(Saved data entries)
────────────────────────────────────────
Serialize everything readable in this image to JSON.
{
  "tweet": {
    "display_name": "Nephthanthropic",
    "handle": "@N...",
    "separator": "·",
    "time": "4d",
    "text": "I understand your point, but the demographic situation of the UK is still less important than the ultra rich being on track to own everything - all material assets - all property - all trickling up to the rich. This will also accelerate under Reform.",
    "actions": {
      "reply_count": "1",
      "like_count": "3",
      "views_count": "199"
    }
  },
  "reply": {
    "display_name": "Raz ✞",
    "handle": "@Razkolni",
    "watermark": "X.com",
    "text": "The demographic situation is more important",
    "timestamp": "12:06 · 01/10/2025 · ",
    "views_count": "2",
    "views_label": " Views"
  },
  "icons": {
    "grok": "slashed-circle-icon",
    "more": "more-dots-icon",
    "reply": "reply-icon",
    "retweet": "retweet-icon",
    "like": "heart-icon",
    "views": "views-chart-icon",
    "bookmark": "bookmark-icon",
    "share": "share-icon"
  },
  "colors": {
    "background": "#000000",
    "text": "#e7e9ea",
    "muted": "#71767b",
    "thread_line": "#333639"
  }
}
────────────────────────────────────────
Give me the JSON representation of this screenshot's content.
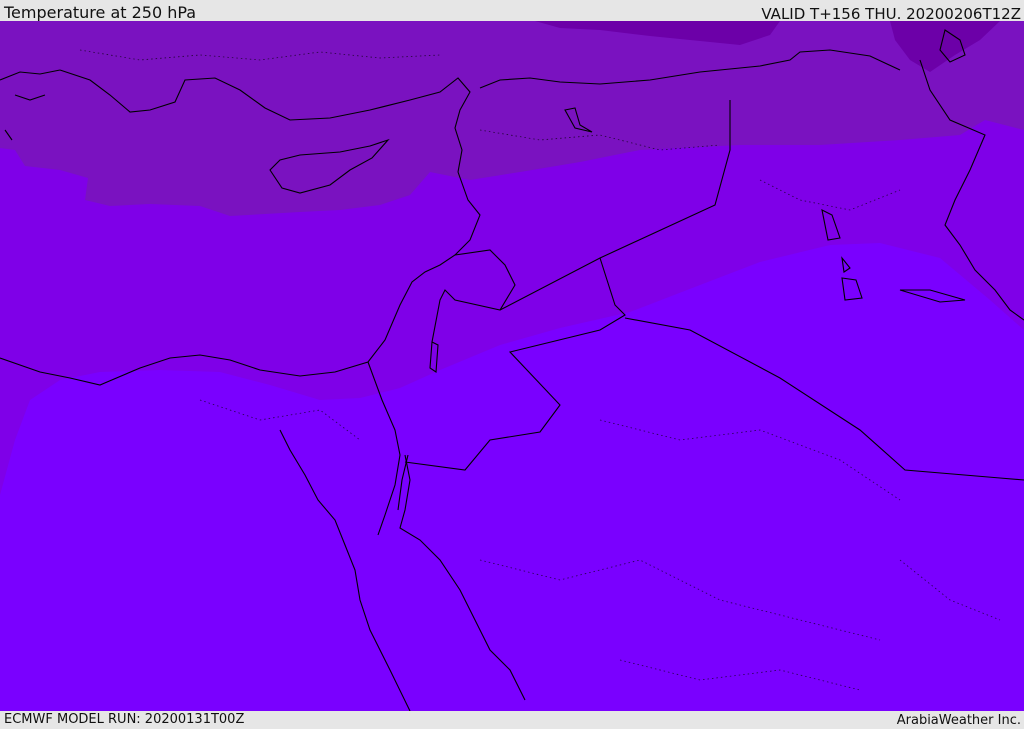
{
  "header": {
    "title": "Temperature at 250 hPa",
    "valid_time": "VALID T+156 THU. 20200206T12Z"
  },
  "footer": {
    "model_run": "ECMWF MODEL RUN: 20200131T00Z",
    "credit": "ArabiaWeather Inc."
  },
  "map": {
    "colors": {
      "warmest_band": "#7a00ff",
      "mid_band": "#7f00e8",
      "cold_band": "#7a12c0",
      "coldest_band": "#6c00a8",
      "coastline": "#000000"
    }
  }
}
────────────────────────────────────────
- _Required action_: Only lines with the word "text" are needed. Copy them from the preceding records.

- _Exercise result_:
    "text": "I understand your point, but the demographic situation of the UK is still less important than the ultra rich being on track to own everything - all material assets - all property - all trickling up to the rich. This will also accelerate under Reform.",
    "text": "The demographic situation is more important",
    "text": "#e7e9ea",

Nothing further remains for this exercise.